About this exercise
The task calls for each record to be given again exactly.

------ Input

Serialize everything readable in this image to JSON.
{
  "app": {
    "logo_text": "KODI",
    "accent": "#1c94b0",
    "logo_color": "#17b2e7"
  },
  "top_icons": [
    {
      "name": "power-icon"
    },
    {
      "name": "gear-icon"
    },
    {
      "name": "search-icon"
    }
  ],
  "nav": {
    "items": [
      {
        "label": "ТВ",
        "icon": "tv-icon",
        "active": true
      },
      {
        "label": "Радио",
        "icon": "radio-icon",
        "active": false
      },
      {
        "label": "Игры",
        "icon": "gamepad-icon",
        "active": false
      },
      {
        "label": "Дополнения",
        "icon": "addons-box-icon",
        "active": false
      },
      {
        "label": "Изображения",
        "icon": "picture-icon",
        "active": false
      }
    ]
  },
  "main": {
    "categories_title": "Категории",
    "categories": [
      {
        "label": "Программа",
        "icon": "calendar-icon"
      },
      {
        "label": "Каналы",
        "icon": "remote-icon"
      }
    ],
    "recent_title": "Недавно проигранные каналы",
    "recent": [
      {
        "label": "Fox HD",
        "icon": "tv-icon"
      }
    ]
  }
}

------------

Result below
Serialize everything readable in this image to JSON.
{
  "app": {
    "logo_text": "KODI",
    "accent": "#1c94b0",
    "logo_color": "#17b2e7"
  },
  "top_icons": [
    {
      "name": "power-icon"
    },
    {
      "name": "gear-icon"
    },
    {
      "name": "search-icon"
    }
  ],
  "nav": {
    "items": [
      {
        "label": "ТВ",
        "icon": "tv-icon",
        "active": true
      },
      {
        "label": "Радио",
        "icon": "radio-icon",
        "active": false
      },
      {
        "label": "Игры",
        "icon": "gamepad-icon",
        "active": false
      },
      {
        "label": "Дополнения",
        "icon": "addons-box-icon",
        "active": false
      },
      {
        "label": "Изображения",
        "icon": "picture-icon",
        "active": false
      }
    ]
  },
  "main": {
    "categories_title": "Категории",
    "categories": [
      {
        "label": "Программа",
        "icon": "calendar-icon"
      },
      {
        "label": "Каналы",
        "icon": "remote-icon"
      }
    ],
    "recent_title": "Недавно проигранные каналы",
    "recent": [
      {
        "label": "Fox HD",
        "icon": "tv-icon"
      }
    ]
  }
}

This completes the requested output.